Indiana asks high court to review birth certificate ruling
LAFAYETTE, Ind. (AP) — Indiana’s attorney general’s office is asking the U.S. Supreme Court to review a federal appeals court’s ruling that sided with a gay married couple who challenged the state’s birth records law.
The petition, filed June 15, comes after the appeals court ruled in January that same-sex couples should have the same rights as other couples to be named as parents on birth certificates without having to go through the expense of an adoption process.
The Chicago-based 7th U.S. Circuit Court of Appeals reaffirmed a lower court’s ruling and sided with Ashlee and Ruby Henderson of Lafayette by finding that the state should recognize the couple’s children as their own.
Tom Fisher, solicitor general for Indiana, said in the state’s petition with the high court that the lower courts misinterpreted the intent of Indiana’s laws surrounding paternity and parental rights by extending presumption that a husband is the biological parent – “in absence of contrary evidence” – to the wife of a biological mother, the Journal & Courier reported.
The Hendersons’ Indianapolis-based attorney, Karen Celestino-Horseman, expressed disappointment that “Indiana continues to fight against families headed by same-sex spouses.”

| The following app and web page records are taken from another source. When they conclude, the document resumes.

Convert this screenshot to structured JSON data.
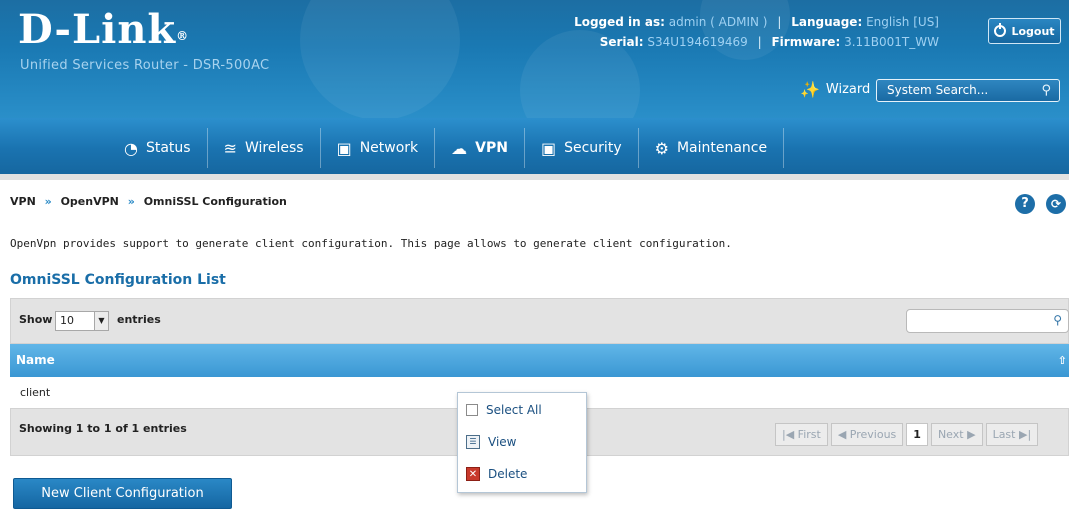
{
  "header": {
    "logo": "D-Link",
    "logo_mark": "®",
    "product": "Unified Services Router - DSR-500AC",
    "logged_in_label": "Logged in as:",
    "logged_in_value": "admin ( ADMIN )",
    "language_label": "Language:",
    "language_value": "English [US]",
    "serial_label": "Serial:",
    "serial_value": "S34U194619469",
    "firmware_label": "Firmware:",
    "firmware_value": "3.11B001T_WW",
    "logout_label": "Logout",
    "wizard_label": "Wizard",
    "search_placeholder": "System Search..."
  },
  "nav": {
    "items": [
      {
        "label": "Status",
        "icon": "gauge-icon"
      },
      {
        "label": "Wireless",
        "icon": "wifi-icon"
      },
      {
        "label": "Network",
        "icon": "monitor-icon"
      },
      {
        "label": "VPN",
        "icon": "vpn-cloud-icon",
        "active": true
      },
      {
        "label": "Security",
        "icon": "lock-icon"
      },
      {
        "label": "Maintenance",
        "icon": "gears-icon"
      }
    ]
  },
  "breadcrumb": {
    "items": [
      "VPN",
      "OpenVPN",
      "OmniSSL Configuration"
    ],
    "separator": "»"
  },
  "page": {
    "description": "OpenVpn provides support to generate client configuration. This page allows to generate client configuration.",
    "list_title": "OmniSSL Configuration List"
  },
  "table": {
    "show_label": "Show",
    "entries_value": "10",
    "entries_label": "entries",
    "column_name": "Name",
    "rows": [
      {
        "name": "client"
      }
    ],
    "info": "Showing 1 to 1 of 1 entries",
    "pager": {
      "first": "First",
      "previous": "Previous",
      "current": "1",
      "next": "Next",
      "last": "Last"
    }
  },
  "context_menu": {
    "select_all": "Select All",
    "view": "View",
    "delete": "Delete"
  },
  "actions": {
    "new_client": "New Client Configuration"
  },
  "colors": {
    "header_blue": "#1a79b3",
    "accent_blue": "#1a6ea8",
    "table_header": "#3a97d3",
    "delete_red": "#c8392b"
  }
}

“The Supreme Court has already spoken on this issue, and yet Indiana continues to expend resources fighting against same-sex marriage,” she said.
In 2017, the U.S. Supreme Court ruled on a similar case out of Arkansas that revolved around married couples who conceive through artificial insemination. In that case, the Supreme Court ruled that the “constellation of benefits that the states have linked to marriage” extended to having the names of same-sex parents on a birth certificate.

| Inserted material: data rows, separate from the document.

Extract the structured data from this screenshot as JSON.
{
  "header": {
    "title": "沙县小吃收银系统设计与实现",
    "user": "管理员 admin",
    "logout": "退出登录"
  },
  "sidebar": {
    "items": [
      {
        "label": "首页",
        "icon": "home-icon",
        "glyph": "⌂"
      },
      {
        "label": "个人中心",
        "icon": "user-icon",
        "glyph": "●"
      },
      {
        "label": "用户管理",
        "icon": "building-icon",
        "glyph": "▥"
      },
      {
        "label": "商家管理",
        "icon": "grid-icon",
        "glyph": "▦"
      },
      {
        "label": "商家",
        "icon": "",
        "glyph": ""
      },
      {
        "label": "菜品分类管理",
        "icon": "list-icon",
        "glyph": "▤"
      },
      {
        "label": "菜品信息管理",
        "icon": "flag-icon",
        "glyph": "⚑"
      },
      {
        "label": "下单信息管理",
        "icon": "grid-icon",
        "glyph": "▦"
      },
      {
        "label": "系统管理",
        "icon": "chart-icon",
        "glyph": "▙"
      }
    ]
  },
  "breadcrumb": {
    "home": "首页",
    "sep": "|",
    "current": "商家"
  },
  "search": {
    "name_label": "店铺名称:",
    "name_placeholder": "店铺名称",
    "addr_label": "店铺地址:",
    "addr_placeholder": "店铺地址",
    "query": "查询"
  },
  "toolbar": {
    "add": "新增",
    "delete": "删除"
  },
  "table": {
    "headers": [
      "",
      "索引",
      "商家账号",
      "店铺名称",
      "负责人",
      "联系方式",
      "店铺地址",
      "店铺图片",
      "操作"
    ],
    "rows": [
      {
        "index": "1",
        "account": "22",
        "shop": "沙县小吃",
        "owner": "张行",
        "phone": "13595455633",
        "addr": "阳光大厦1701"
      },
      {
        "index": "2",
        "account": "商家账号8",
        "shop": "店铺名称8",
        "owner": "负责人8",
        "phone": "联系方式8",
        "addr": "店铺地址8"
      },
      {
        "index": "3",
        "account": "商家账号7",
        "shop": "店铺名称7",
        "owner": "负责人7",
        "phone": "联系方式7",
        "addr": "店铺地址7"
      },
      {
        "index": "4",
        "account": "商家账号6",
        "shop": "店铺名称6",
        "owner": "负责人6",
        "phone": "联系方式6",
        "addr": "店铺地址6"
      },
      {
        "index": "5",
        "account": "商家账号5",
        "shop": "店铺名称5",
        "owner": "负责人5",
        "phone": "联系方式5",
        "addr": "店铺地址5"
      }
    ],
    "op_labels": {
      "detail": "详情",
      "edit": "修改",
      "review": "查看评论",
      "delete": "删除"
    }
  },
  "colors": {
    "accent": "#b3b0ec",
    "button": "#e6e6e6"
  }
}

The Hendersons, who wed in 2014, filed a lawsuit in 2015 after the Tippecanoe County Health Department denied them a birth certificate for their son with both of their names. They alleged that local and state health officials discriminated against them when county officials declined to put both of their names as parents on their son’s birth certificate.

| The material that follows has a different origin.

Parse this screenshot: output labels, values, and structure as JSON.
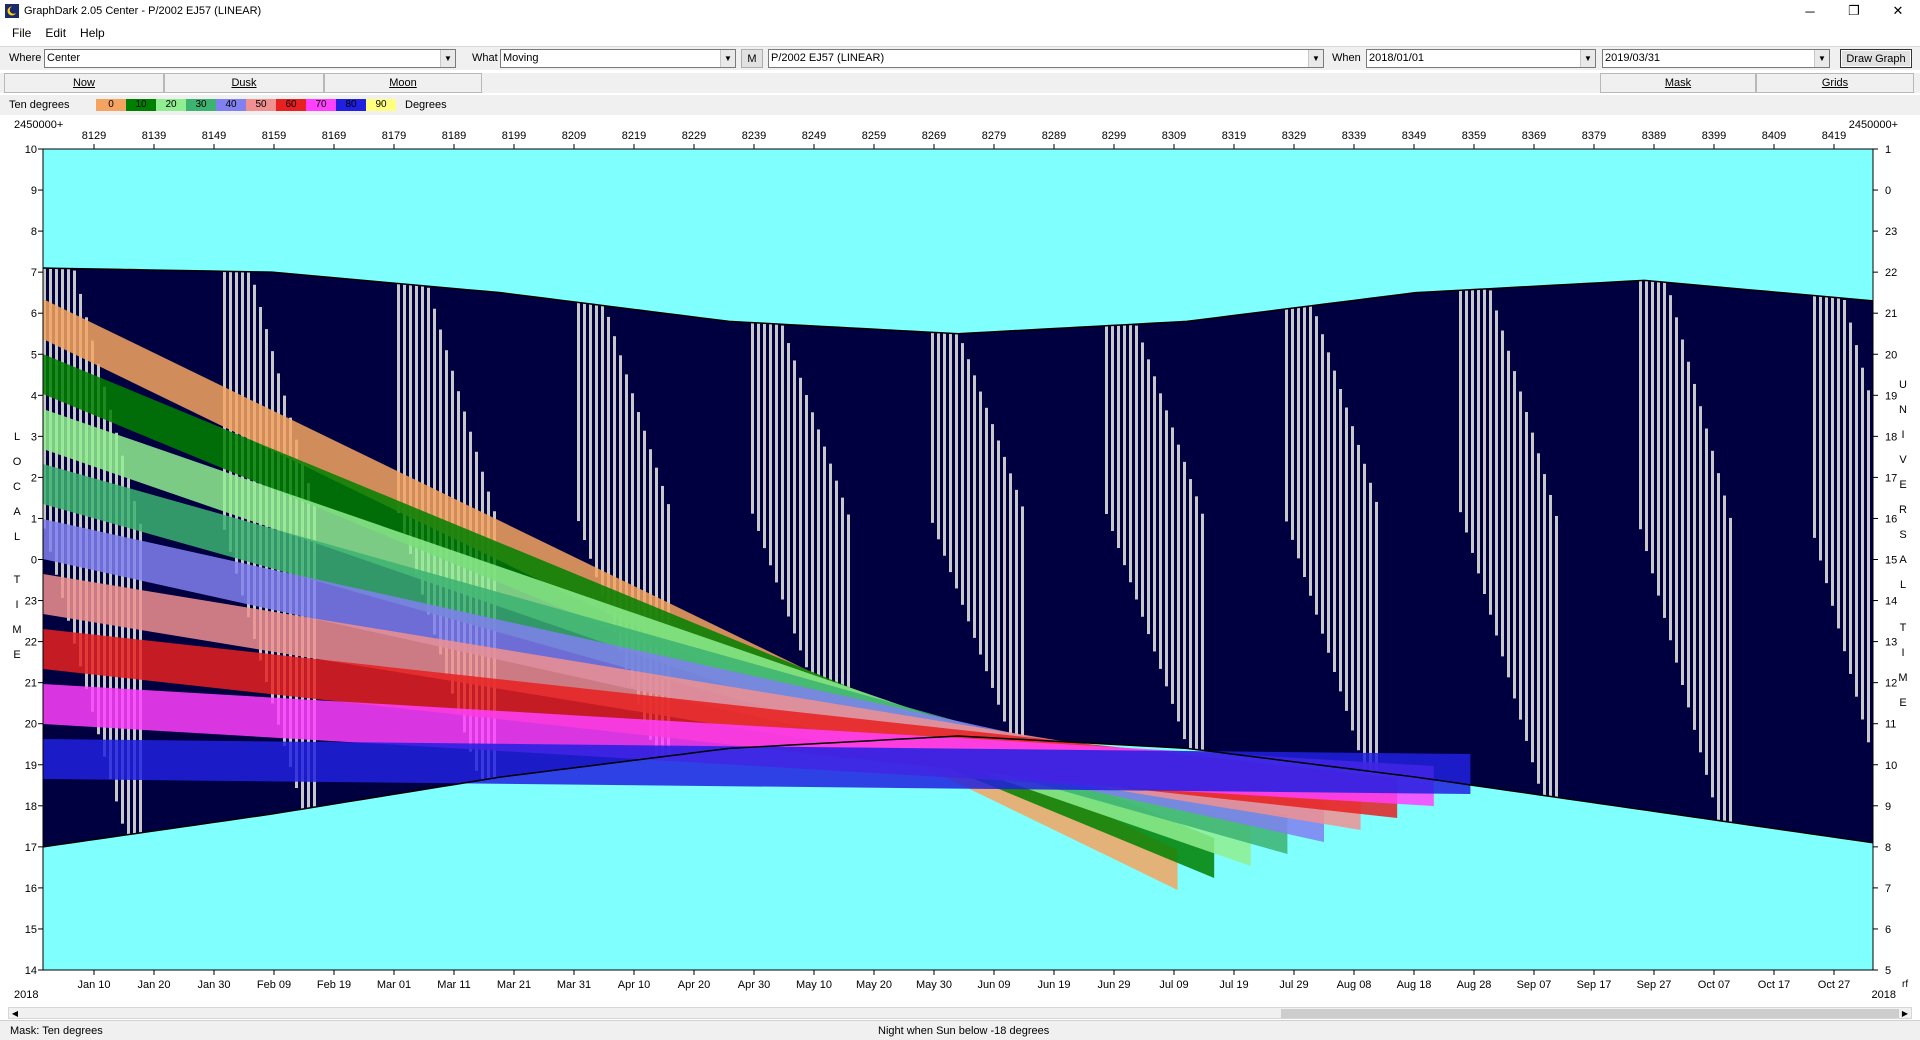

The county at the time allowed only Ruby Henderson, the birth mother, to be listed as a parent.